Into the 1990s her painting apprenticeship continued as she engaged with painters from art history: always individual painters rather than a collective “history”. Gradually, in her own work, representation ceded more and more to abstraction, and two dimensions to three (and to two-in-three) as she made painted 3D constructions. Even when she was painting actual objects: “I must say that I was not interested in documenting reality, just trying to do a painting.” She formed a lasting friendship and ongoing dialogue with the painter Chung Eun-Mo, also based in Italy (and is friendly with Irish painter Richard Gorman, who was long based in Milan). And in time she began to think of rooms, including galleries, as integral to the overall construction of the work.

It’s worth noting that, when she painted representationally, as with Morandi, still life was her primary subject matter and, like him, she rendered small, ordinary objects in a way that imbues them with a monumental character.
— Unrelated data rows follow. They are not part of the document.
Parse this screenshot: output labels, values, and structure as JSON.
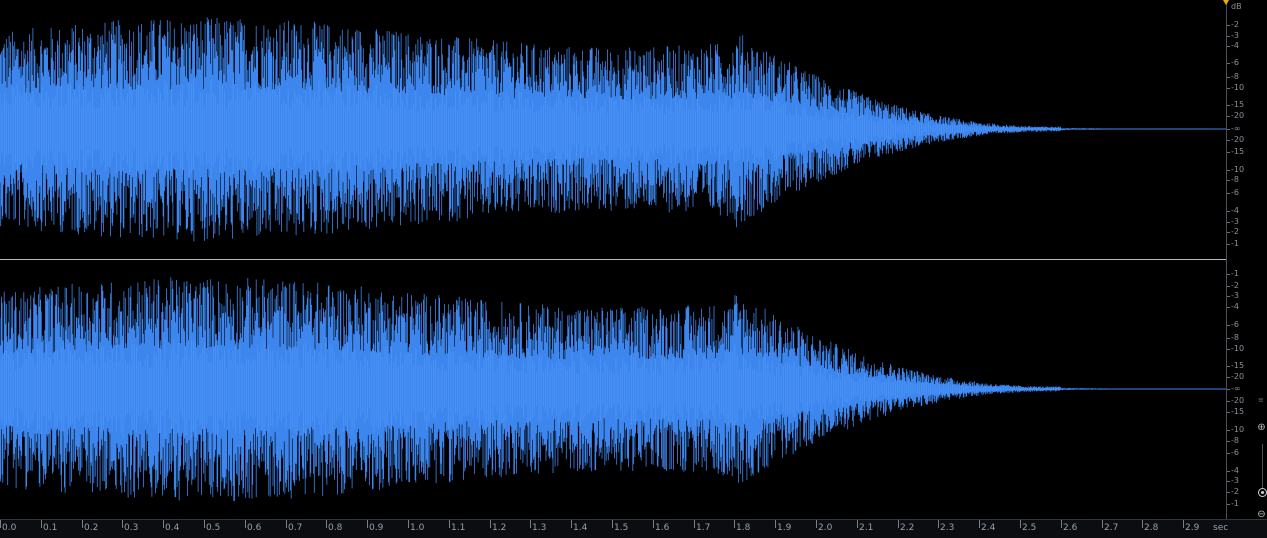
{
  "colors": {
    "background": "#000000",
    "waveform": "#3d86ee",
    "waveform_peak": "#5aa0ff",
    "divider": "#b9bcc2",
    "text": "#8a8f99",
    "playhead": "#e6b400"
  },
  "db_ruler": {
    "unit_label": "dB",
    "top_channel": [
      "-2",
      "-3",
      "-4",
      "-6",
      "-8",
      "-10",
      "-15",
      "-20",
      "-∞",
      "-20",
      "-15",
      "-10",
      "-8",
      "-6",
      "-4",
      "-3",
      "-2",
      "-1"
    ],
    "bottom_channel": [
      "-1",
      "-2",
      "-3",
      "-4",
      "-6",
      "-8",
      "-10",
      "-15",
      "-20",
      "-∞",
      "-20",
      "-15",
      "-10",
      "-8",
      "-6",
      "-4",
      "-3",
      "-2",
      "-1"
    ]
  },
  "timeline": {
    "unit_label": "sec",
    "ticks": [
      "0.0",
      "0.1",
      "0.2",
      "0.3",
      "0.4",
      "0.5",
      "0.6",
      "0.7",
      "0.8",
      "0.9",
      "1.0",
      "1.1",
      "1.2",
      "1.3",
      "1.4",
      "1.5",
      "1.6",
      "1.7",
      "1.8",
      "1.9",
      "2.0",
      "2.1",
      "2.2",
      "2.3",
      "2.4",
      "2.5",
      "2.6",
      "2.7",
      "2.8",
      "2.9"
    ]
  },
  "waveform": {
    "channels": 2,
    "duration_sec": 3.0,
    "decay_start_sec": 1.8,
    "silence_after_sec": 2.6
  },
  "zoom": {
    "zoom_in_icon": "zoom-in-icon",
    "zoom_out_icon": "zoom-out-icon",
    "zoom_level": 0.1
  }
}
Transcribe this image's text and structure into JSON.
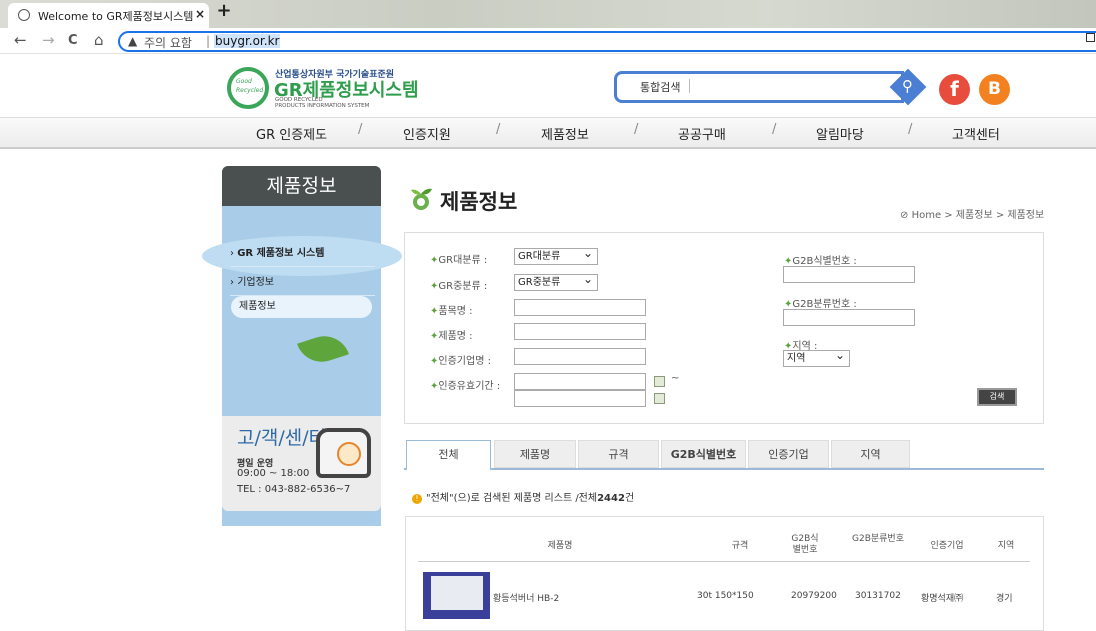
{
  "browser": {
    "tab_title": "Welcome to GR제품정보시스템",
    "tab_close": "×",
    "new_tab": "+",
    "back": "←",
    "forward": "→",
    "reload": "C",
    "home": "⌂",
    "security_icon": "warning-triangle-icon",
    "security_text": "주의 요함",
    "url": "buygr.or.kr"
  },
  "header": {
    "logo_line1": "산업통상자원부 국가기술표준원",
    "logo_title": "GR제품정보시스템",
    "logo_sub1": "GOOD RECYCLED",
    "logo_sub2": "PRODUCTS INFORMATION SYSTEM",
    "logo_mark_1": "Good",
    "logo_mark_2": "Recycled",
    "search_label": "통합검색",
    "facebook": "f",
    "blogger": "B"
  },
  "gnb": {
    "items": [
      "GR 인증제도",
      "인증지원",
      "제품정보",
      "공공구매",
      "알림마당",
      "고객센터"
    ],
    "separator": "/"
  },
  "sidebar": {
    "title": "제품정보",
    "menu": [
      "GR 제품정보 시스템",
      "기업정보",
      "제품정보"
    ],
    "cs_title": "고/객/센/터",
    "cs_hours_label": "평일 운영",
    "cs_hours": "09:00 ~ 18:00",
    "cs_tel": "TEL : 043-882-6536~7"
  },
  "main": {
    "title": "제품정보",
    "breadcrumb": "Home > 제품정보 > 제품정보",
    "form": {
      "gr_major_label": "GR대분류 :",
      "gr_major_value": "GR대분류",
      "gr_mid_label": "GR중분류 :",
      "gr_mid_value": "GR중분류",
      "item_label": "품목명 :",
      "product_label": "제품명 :",
      "company_label": "인증기업명 :",
      "period_label": "인증유효기간 :",
      "tilde": "~",
      "g2b_id_label": "G2B식별번호 :",
      "g2b_class_label": "G2B분류번호 :",
      "region_label": "지역 :",
      "region_value": "지역",
      "search_button": "검색",
      "bullet": "✦"
    },
    "tabs": [
      "전체",
      "제품명",
      "규격",
      "G2B식별번호",
      "인증기업",
      "지역"
    ],
    "count_prefix": "\"전체\"(으)로 검색된 제품명 리스트 /전체",
    "count_value": "2442",
    "count_suffix": "건",
    "table": {
      "headers": [
        "제품명",
        "규격",
        "G2B식별번호",
        "G2B분류번호",
        "인증기업",
        "지역"
      ],
      "rows": [
        {
          "name": "황등석버너 HB-2",
          "spec": "30t 150*150",
          "g2b_id": "20979200",
          "g2b_class": "30131702",
          "company": "황명석재㈜",
          "region": "경기"
        }
      ]
    }
  }
}
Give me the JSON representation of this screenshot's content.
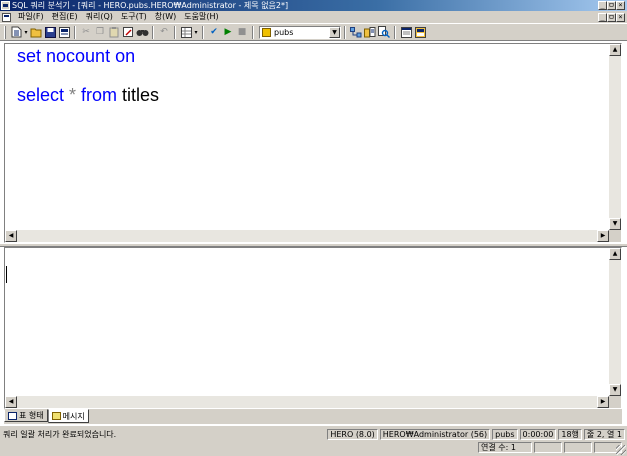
{
  "window": {
    "title": "SQL 쿼리 분석기 - [쿼리 - HERO.pubs.HERO₩Administrator - 제목 없음2*]",
    "controls": [
      "_",
      "ㅁ",
      "×"
    ]
  },
  "menu": {
    "items": [
      "파일(F)",
      "편집(E)",
      "쿼리(Q)",
      "도구(T)",
      "창(W)",
      "도움말(H)"
    ]
  },
  "toolbar": {
    "database": "pubs",
    "icons": [
      "new-query-icon",
      "open-icon",
      "save-icon",
      "insert-template-icon",
      "cut-icon",
      "copy-icon",
      "paste-icon",
      "clear-window-icon",
      "find-icon",
      "undo-icon",
      "execute-mode-icon",
      "parse-check-icon",
      "execute-play-icon",
      "stop-icon",
      "database-icon",
      "show-execution-plan-icon",
      "object-browser-icon",
      "object-search-icon",
      "properties-icon",
      "results-pane-icon"
    ]
  },
  "editor": {
    "lines": [
      {
        "kw1": "set nocount on",
        "op": "",
        "kw2": "",
        "txt": ""
      },
      {
        "kw1": "select",
        "op": " * ",
        "kw2": "from",
        "txt": " titles"
      }
    ]
  },
  "tabs": {
    "grid": "표 형태",
    "messages": "메시지"
  },
  "status": {
    "message": "쿼리 일괄 처리가 완료되었습니다.",
    "server": "HERO (8.0)",
    "user": "HERO₩Administrator (56)",
    "database": "pubs",
    "time": "0:00:00",
    "rows": "18행",
    "position": "줄 2, 열 1",
    "connections": "연결 수: 1"
  },
  "colors": {
    "keyword": "#0000ff",
    "operator": "#808080",
    "titlebar": "#0a246a",
    "chrome": "#d4d0c8"
  }
}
In addition, there was a distinctly playful dimension to her paintings and constructions. Something of the spirit of Magritte, even. Eventually, design found its way back to Du Pasquier rather than vice versa. For her, as she puts it, “the two fields have become more porous” so there’s less of a problem in moving from one to another. In recent years she has been enlisted by brand names to produce designs for clothing, scarves, blankets and, perhaps most excitingly, several years ago, for tile company Mutina she devised a range of full-sized, extruded terracotta bricks with bright colour glazes. It started with an invitation to exhibit in Mutina’s exhibition space. In the process, her show became an ambitiously large, sculptural installation, Bric, comprising several distinct pieces. Their modular form meant they could be used in myriad contexts, by anyone, and the exhibition generated a demand for the bricks. As Du Pasquier emphasised, it was a collaborative process: “I had an idea and other people made it. A painting is not an idea.” She is more than happy that others make what they will with the objects she thought into being.

The move from drawings and patterns to creating spaces brings Du Pasquier close to architecture, and that is pretty much where she is now: “I like building environments.” Her work is, she acknowledges, a kind of play, but “play as something very serious. It is always a serious game and of course it is always mysterious because I never know how it will end.” Twice in Dublin offers an unmissable opportunity to see the life-affirming, site-specific work of an artist at her creative peak.

Nathalie Du Pasquier’s exhibition Twice in Dublin is at the Kerlin Gallery, Dublin, until October 8th,

Aidan Dunne

Aidan Dunne

Aidan Dunne is visual arts critic and contributor to The Irish Times